A decade-long study by the World Health Organization that followed 3,300 patients found that people with schizophrenia do far better in poorer nations such as India, Nigeria and Colombia than in Denmark, the U.K., and the U.S. Patients in poorer countries spent fewer days in hospitals, were more likely to be employed and were more socially connected. Between half and two-thirds became symptom-free compared to only about a third of patients from rich countries. This calls into question modern psychiatry's belief that schizophrenia is a organic brain disorder and best treated through medication and hospitalization. The researchers concluded that the stronger family ties in poorer countries have a major impact on recovery. In Dr. Vatwani's view, in addition to medication, an active family and village life contribute to recovery from schizophrenia. This is why he places such emphasis on reuniting patients with their families and communities.
Pushpa serves Shraddha by preparing food for patients and staff.

Pushpa  personifies how social context supports recovery. She suffered a psychotic break after the death of her mother ("my best friend") and wandered the streets of Borivli for six months. When she was found by Shraddha social workers, she was arguing with an internal voice as she lay in filth. Declining being reunited with an abusive family, she has remained at Shraddha for eight years. Pushpa (name and photo used with permission) has found her family here at Shraddha. She feels safe here and says, "They treat me with respect." 

Sunday, July 3, 2011

Perceptions of Mental Illness in India
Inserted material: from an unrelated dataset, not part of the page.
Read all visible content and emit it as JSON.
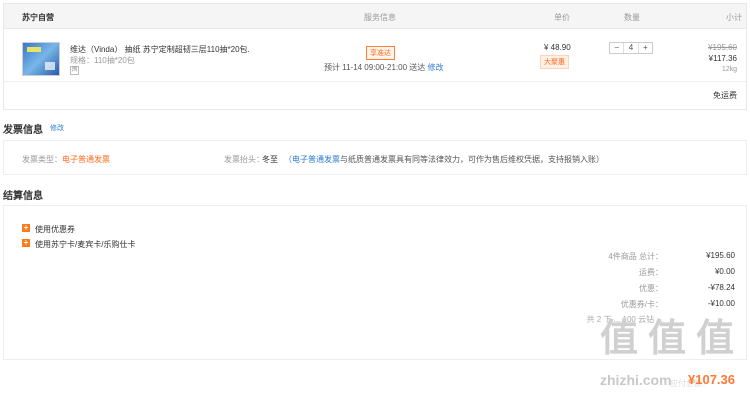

Understanding schizophrenia in the Indian context has been very eye-opening. Psychosis in the traditional Indian view is due to jada tona or black magic in which an individual is inhabited by a bhoot or spirit. What is interesting to me is that in India there seems to be so little fear of patients with schizophrenia compared the United States where the culture seems to believe that people experiencing delusions or hallucinations are dangerous. I haven't seen patients with schizophrenia at Shraddha that are agitated or out of control. On the contrary, they seem quiet, even timid. Perhaps because they aren't seen as a threat, people with mental illness seem more integrated into Indian society, especially in rural areas. Though it's difficult to generalize about a country as complex as India, there seems to be less stigma associated with serious mental illness here. Dr. Vatwani however, believes there is more stigma in urban areas than rural areas. Perhaps this is due to more easy access to Bollywood and Hollywood films that usually portray people with mental illness as psychotic killers.